During quarantine, a team of makers from Orange County Library System has been using Melrose Center 3D printers and resources to create PPE.
In late March, Otronicon exhibitors Orange County Library System’s Melrose Center had their team investigating ways they could 3D print personal protective equipment (PPE) for healthcare professionals. Working from home with Melrose Center 3D printers from the Fab Lab (a makerspace in the facility that offers hands-on classes and equipment for DIY projects), the team has been hard at work making visors, ear extenders and tension release bands for medical face shields by 3D printing or molding with liquid acrylic. Budmen Industries, a company that designs and sells 3D printers, provided files to staff to help create these PPE.
Fab Lab Instructor Harold Singh, using supplies at his home makerspace, began the initial process of printing these needed parts. With the help of his daughter, who works in the ICU, he delivered them to Orlando Health. At the same time, Fab Lab Instructor Yesenia Arroyo connected with the Central and South Florida chapters of the nonprofit Open Source COVID-19 Medical Supplies, a group working to connect makerspaces with medical professionals in need around the world. Soon after, the group received information from Orlando Health with details on what equipment could be accepted and work began.
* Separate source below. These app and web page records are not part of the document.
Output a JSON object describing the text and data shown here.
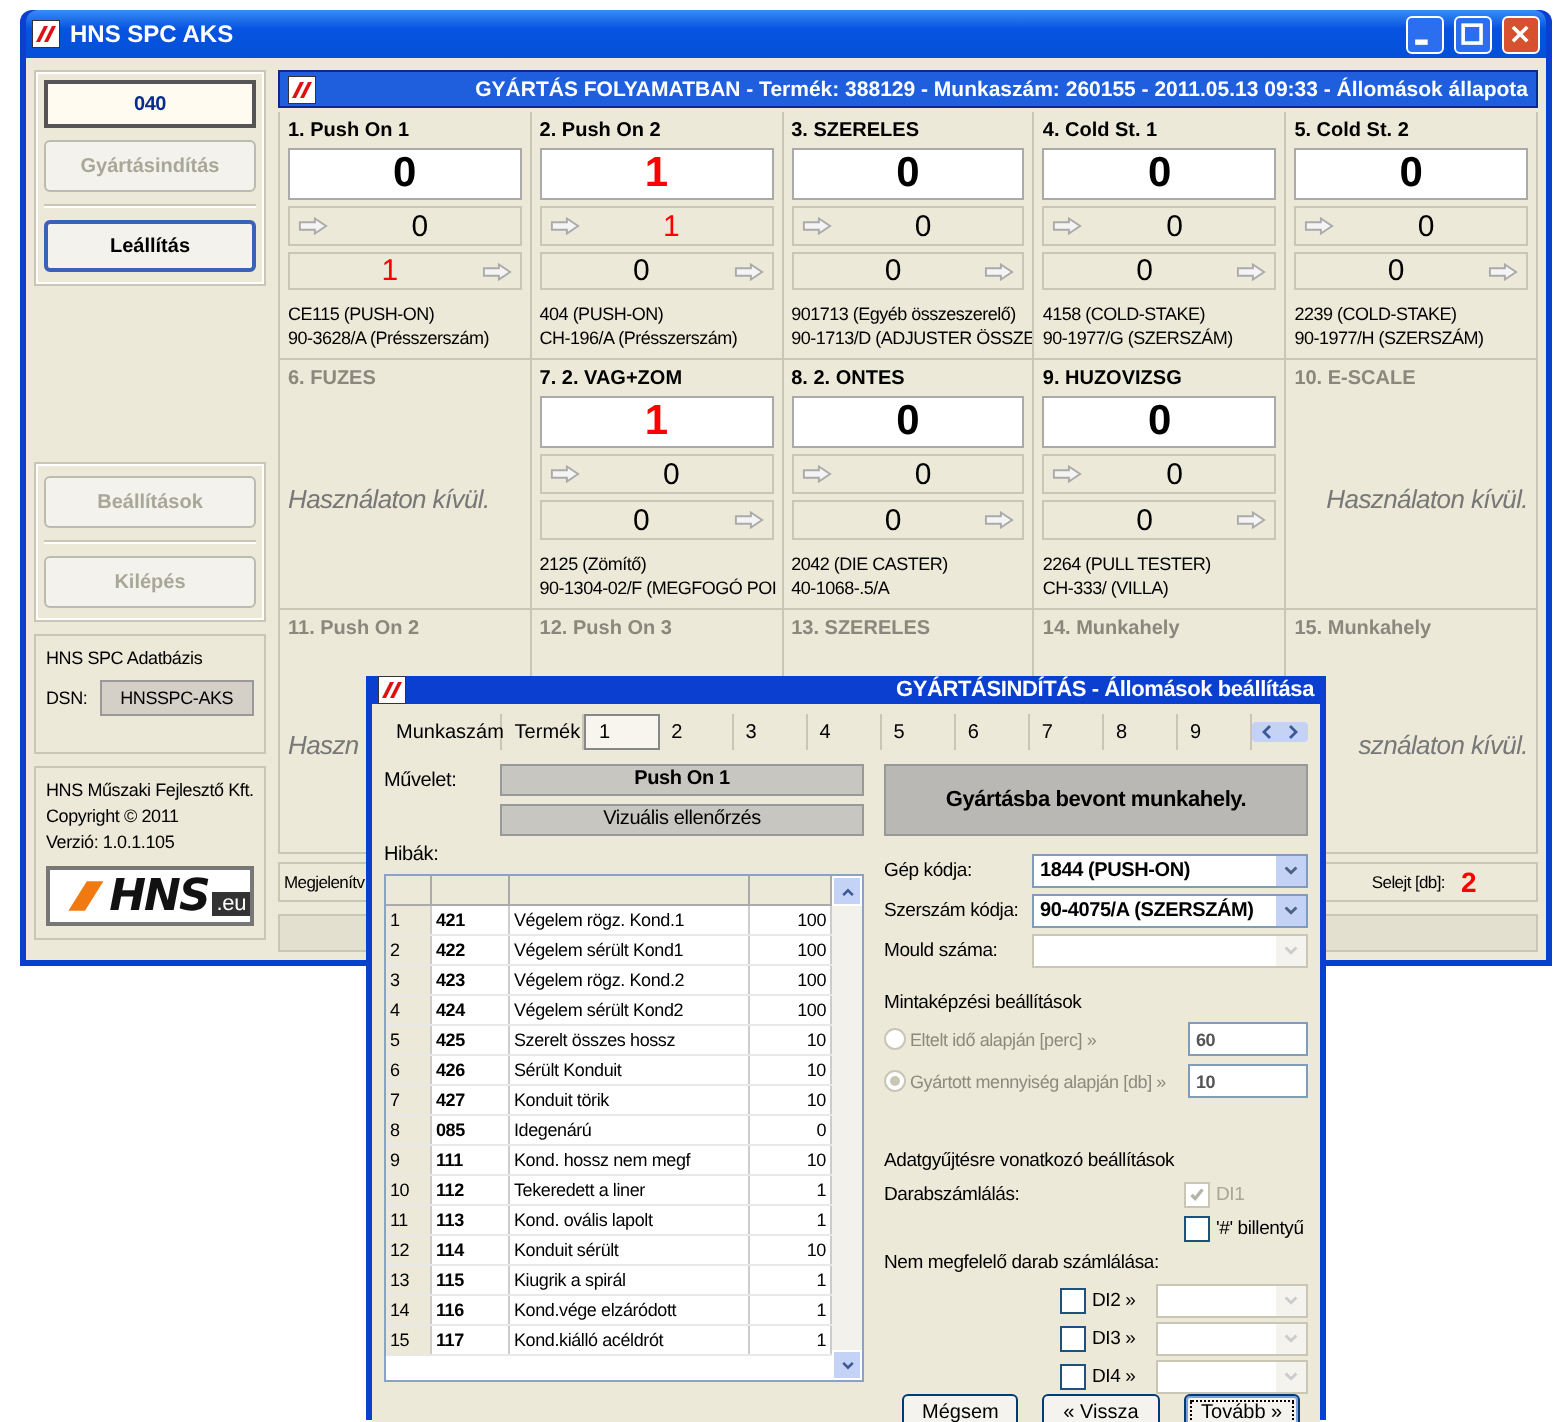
{
  "window": {
    "title": "HNS SPC AKS"
  },
  "sidebar": {
    "station_code": "040",
    "buttons": [
      {
        "label": "Gyártásindítás",
        "disabled": true
      },
      {
        "label": "Leállítás",
        "disabled": false
      }
    ],
    "buttons_lower": [
      {
        "label": "Beállítások",
        "disabled": true
      },
      {
        "label": "Kilépés",
        "disabled": true
      }
    ],
    "database": {
      "title": "HNS SPC Adatbázis",
      "dsn_label": "DSN:",
      "dsn": "HNSSPC-AKS"
    },
    "about": {
      "company": "HNS Műszaki Fejlesztő Kft.",
      "copyright": "Copyright © 2011",
      "version": "Verzió: 1.0.1.105",
      "logo": "HNS",
      "logo_suffix": ".eu"
    }
  },
  "header": "GYÁRTÁS FOLYAMATBAN - Termék: 388129 - Munkaszám: 260155 - 2011.05.13 09:33 - Állomások állapota",
  "stations": [
    {
      "kind": "active",
      "title": "1. Push On 1",
      "total": {
        "value": "0",
        "alert": false
      },
      "in": {
        "value": "0",
        "alert": false
      },
      "out": {
        "value": "1",
        "alert": true
      },
      "info": [
        "CE115 (PUSH-ON)",
        "90-3628/A (Présszerszám)"
      ]
    },
    {
      "kind": "active",
      "title": "2. Push On 2",
      "total": {
        "value": "1",
        "alert": true
      },
      "in": {
        "value": "1",
        "alert": true
      },
      "out": {
        "value": "0",
        "alert": false
      },
      "info": [
        "404 (PUSH-ON)",
        "CH-196/A (Présszerszám)"
      ]
    },
    {
      "kind": "active",
      "title": "3. SZERELES",
      "total": {
        "value": "0",
        "alert": false
      },
      "in": {
        "value": "0",
        "alert": false
      },
      "out": {
        "value": "0",
        "alert": false
      },
      "info": [
        "901713 (Egyéb összeszerelő)",
        "90-1713/D (ADJUSTER ÖSSZE"
      ]
    },
    {
      "kind": "active",
      "title": "4. Cold St. 1",
      "total": {
        "value": "0",
        "alert": false
      },
      "in": {
        "value": "0",
        "alert": false
      },
      "out": {
        "value": "0",
        "alert": false
      },
      "info": [
        "4158 (COLD-STAKE)",
        "90-1977/G (SZERSZÁM)"
      ]
    },
    {
      "kind": "active",
      "title": "5. Cold St. 2",
      "total": {
        "value": "0",
        "alert": false
      },
      "in": {
        "value": "0",
        "alert": false
      },
      "out": {
        "value": "0",
        "alert": false
      },
      "info": [
        "2239 (COLD-STAKE)",
        "90-1977/H (SZERSZÁM)"
      ]
    },
    {
      "kind": "out_of_use",
      "title": "6. FUZES",
      "status": "Használaton kívül."
    },
    {
      "kind": "active",
      "title": "7. 2. VAG+ZOM",
      "total": {
        "value": "1",
        "alert": true
      },
      "in": {
        "value": "0",
        "alert": false
      },
      "out": {
        "value": "0",
        "alert": false
      },
      "info": [
        "2125 (Zömítő)",
        "90-1304-02/F (MEGFOGÓ POI"
      ]
    },
    {
      "kind": "active",
      "title": "8. 2. ONTES",
      "total": {
        "value": "0",
        "alert": false
      },
      "in": {
        "value": "0",
        "alert": false
      },
      "out": {
        "value": "0",
        "alert": false
      },
      "info": [
        "2042 (DIE CASTER)",
        "40-1068-.5/A"
      ]
    },
    {
      "kind": "active",
      "title": "9. HUZOVIZSG",
      "total": {
        "value": "0",
        "alert": false
      },
      "in": {
        "value": "0",
        "alert": false
      },
      "out": {
        "value": "0",
        "alert": false
      },
      "info": [
        "2264 (PULL TESTER)",
        "CH-333/ (VILLA)"
      ]
    },
    {
      "kind": "out_of_use",
      "title": "10. E-SCALE",
      "status": "Használaton kívül."
    },
    {
      "kind": "out_of_use",
      "title": "11. Push On 2",
      "status": "Haszn"
    },
    {
      "kind": "out_of_use",
      "title": "12. Push On 3"
    },
    {
      "kind": "out_of_use",
      "title": "13. SZERELES"
    },
    {
      "kind": "out_of_use",
      "title": "14. Munkahely"
    },
    {
      "kind": "out_of_use",
      "title": "15. Munkahely",
      "status": "sználaton kívül."
    }
  ],
  "status_bar": {
    "label": "Megjelenítv",
    "reject_label": "Selejt [db]:",
    "reject_value": "2"
  },
  "dialog": {
    "title": "GYÁRTÁSINDÍTÁS - Állomások beállítása",
    "tabs": [
      {
        "label": "Munkaszám",
        "selected": false
      },
      {
        "label": "Termék",
        "selected": false
      },
      {
        "label": "1",
        "selected": true
      },
      {
        "label": "2",
        "selected": false
      },
      {
        "label": "3",
        "selected": false
      },
      {
        "label": "4",
        "selected": false
      },
      {
        "label": "5",
        "selected": false
      },
      {
        "label": "6",
        "selected": false
      },
      {
        "label": "7",
        "selected": false
      },
      {
        "label": "8",
        "selected": false
      },
      {
        "label": "9",
        "selected": false
      }
    ],
    "operation_label": "Művelet:",
    "operation": "Push On 1",
    "check_type": "Vizuális ellenőrzés",
    "defects_label": "Hibák:",
    "defects": [
      {
        "index": "1",
        "code": "421",
        "name": "Végelem rögz. Kond.1",
        "limit": "100"
      },
      {
        "index": "2",
        "code": "422",
        "name": "Végelem sérült Kond1",
        "limit": "100"
      },
      {
        "index": "3",
        "code": "423",
        "name": "Végelem rögz. Kond.2",
        "limit": "100"
      },
      {
        "index": "4",
        "code": "424",
        "name": "Végelem sérült Kond2",
        "limit": "100"
      },
      {
        "index": "5",
        "code": "425",
        "name": "Szerelt összes hossz",
        "limit": "10"
      },
      {
        "index": "6",
        "code": "426",
        "name": "Sérült Konduit",
        "limit": "10"
      },
      {
        "index": "7",
        "code": "427",
        "name": "Konduit törik",
        "limit": "10"
      },
      {
        "index": "8",
        "code": "085",
        "name": "Idegenárú",
        "limit": "0"
      },
      {
        "index": "9",
        "code": "111",
        "name": "Kond. hossz nem megf",
        "limit": "10"
      },
      {
        "index": "10",
        "code": "112",
        "name": "Tekeredett a liner",
        "limit": "1"
      },
      {
        "index": "11",
        "code": "113",
        "name": "Kond. ovális lapolt",
        "limit": "1"
      },
      {
        "index": "12",
        "code": "114",
        "name": "Konduit sérült",
        "limit": "10"
      },
      {
        "index": "13",
        "code": "115",
        "name": "Kiugrik a spirál",
        "limit": "1"
      },
      {
        "index": "14",
        "code": "116",
        "name": "Kond.vége elzáródott",
        "limit": "1"
      },
      {
        "index": "15",
        "code": "117",
        "name": "Kond.kiálló acéldrót",
        "limit": "1"
      }
    ],
    "status": "Gyártásba bevont munkahely.",
    "fields": [
      {
        "label": "Gép kódja:",
        "value": "1844 (PUSH-ON)",
        "disabled": false
      },
      {
        "label": "Szerszám kódja:",
        "value": "90-4075/A (SZERSZÁM)",
        "disabled": false
      },
      {
        "label": "Mould száma:",
        "disabled": true
      }
    ],
    "sampling": {
      "title": "Mintaképzési beállítások",
      "options": [
        {
          "label": "Eltelt idő alapján [perc] »",
          "value": "60",
          "selected": false,
          "disabled": true
        },
        {
          "label": "Gyártott mennyiség alapján [db] »",
          "value": "10",
          "selected": true,
          "disabled": true
        }
      ]
    },
    "collection": {
      "title": "Adatgyűjtésre vonatkozó beállítások",
      "count_label": "Darabszámlálás:",
      "count_options": [
        {
          "label": "DI1",
          "checked": true,
          "disabled": true
        },
        {
          "label": "'#' billentyű",
          "checked": false,
          "disabled": false
        }
      ],
      "reject_label": "Nem megfelelő darab számlálása:",
      "reject_inputs": [
        {
          "label": "DI2 »",
          "checked": false
        },
        {
          "label": "DI3 »",
          "checked": false
        },
        {
          "label": "DI4 »",
          "checked": false
        }
      ]
    },
    "buttons": [
      {
        "label": "Mégsem",
        "focused": false
      },
      {
        "label": "« Vissza",
        "focused": false
      },
      {
        "label": "Tovább »",
        "focused": true
      }
    ]
  }
}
“The Melrose Center’s Fab Lab team is really happy to be able to join the maker community’s efforts to help our health care workers,” said Jim Myers, Department Head of The Dorothy Lumley Melrose Center for Technology, Innovation and Creativity. “They are a focused and energized bunch, and glad to be in a position to make a small difference. I’m really proud of them.”
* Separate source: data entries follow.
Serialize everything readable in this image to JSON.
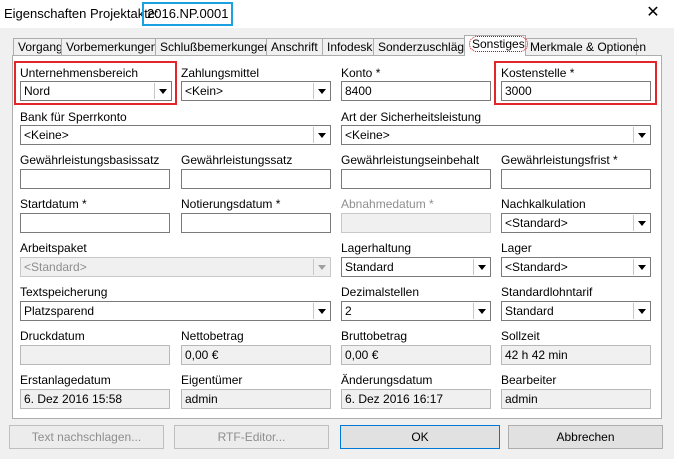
{
  "window": {
    "title": "Eigenschaften Projektakte:",
    "project_id": "2016.NP.0001",
    "close": "✕"
  },
  "tabs": [
    "Vorgang",
    "Vorbemerkungen",
    "Schlußbemerkungen",
    "Anschrift",
    "Infodesk",
    "Sonderzuschläge",
    "Sonstiges",
    "Merkmale & Optionen"
  ],
  "active_tab": "Sonstiges",
  "fields": {
    "unternehmensbereich": {
      "label": "Unternehmensbereich",
      "value": "Nord"
    },
    "zahlungsmittel": {
      "label": "Zahlungsmittel",
      "value": "<Kein>"
    },
    "konto": {
      "label": "Konto *",
      "value": "8400"
    },
    "kostenstelle": {
      "label": "Kostenstelle *",
      "value": "3000"
    },
    "bank_sperrkonto": {
      "label": "Bank für Sperrkonto",
      "value": "<Keine>"
    },
    "art_sicherheitsleistung": {
      "label": "Art der Sicherheitsleistung",
      "value": "<Keine>"
    },
    "gewaehrleistungsbasissatz": {
      "label": "Gewährleistungsbasissatz",
      "value": ""
    },
    "gewaehrleistungssatz": {
      "label": "Gewährleistungssatz",
      "value": ""
    },
    "gewaehrleistungseinbehalt": {
      "label": "Gewährleistungseinbehalt",
      "value": ""
    },
    "gewaehrleistungsfrist": {
      "label": "Gewährleistungsfrist *",
      "value": ""
    },
    "startdatum": {
      "label": "Startdatum *",
      "value": ""
    },
    "notierungsdatum": {
      "label": "Notierungsdatum *",
      "value": ""
    },
    "abnahmedatum": {
      "label": "Abnahmedatum *",
      "value": ""
    },
    "nachkalkulation": {
      "label": "Nachkalkulation",
      "value": "<Standard>"
    },
    "arbeitspaket": {
      "label": "Arbeitspaket",
      "value": "<Standard>"
    },
    "lagerhaltung": {
      "label": "Lagerhaltung",
      "value": "Standard"
    },
    "lager": {
      "label": "Lager",
      "value": "<Standard>"
    },
    "textspeicherung": {
      "label": "Textspeicherung",
      "value": "Platzsparend"
    },
    "dezimalstellen": {
      "label": "Dezimalstellen",
      "value": "2"
    },
    "standardlohntarif": {
      "label": "Standardlohntarif",
      "value": "Standard"
    },
    "druckdatum": {
      "label": "Druckdatum",
      "value": ""
    },
    "nettobetrag": {
      "label": "Nettobetrag",
      "value": "0,00 €"
    },
    "bruttobetrag": {
      "label": "Bruttobetrag",
      "value": "0,00 €"
    },
    "sollzeit": {
      "label": "Sollzeit",
      "value": "42 h 42 min"
    },
    "erstanlagedatum": {
      "label": "Erstanlagedatum",
      "value": "6. Dez 2016 15:58"
    },
    "eigentuemer": {
      "label": "Eigentümer",
      "value": "admin"
    },
    "aenderungsdatum": {
      "label": "Änderungsdatum",
      "value": "6. Dez 2016 16:17"
    },
    "bearbeiter": {
      "label": "Bearbeiter",
      "value": "admin"
    }
  },
  "buttons": {
    "text_nachschlagen": "Text nachschlagen...",
    "rtf_editor": "RTF-Editor...",
    "ok": "OK",
    "abbrechen": "Abbrechen"
  }
}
In early April, Arroyo and fellow Fab Lab Instructors Jennifer Michalicek and Frank Mackey each took home a Melrose Center 3D printer, filament and other supplies from the Fab Lab. Melrose staff now have four printers creating face shield parts, which take around two hours each to complete. Singh has also created a rubber mold of the visor frame and can produce an additional four per hour using liquid acrylic.
After creating and preparing the final products, staff were directed to Orlando Health’s drop off center. As of April, the team had made and delivered 426 face shield visors, 102 ear extenders and 40 tension release bands. Production is expected to continue, Orange County Library System is privileged to help community medical professionals in this small way.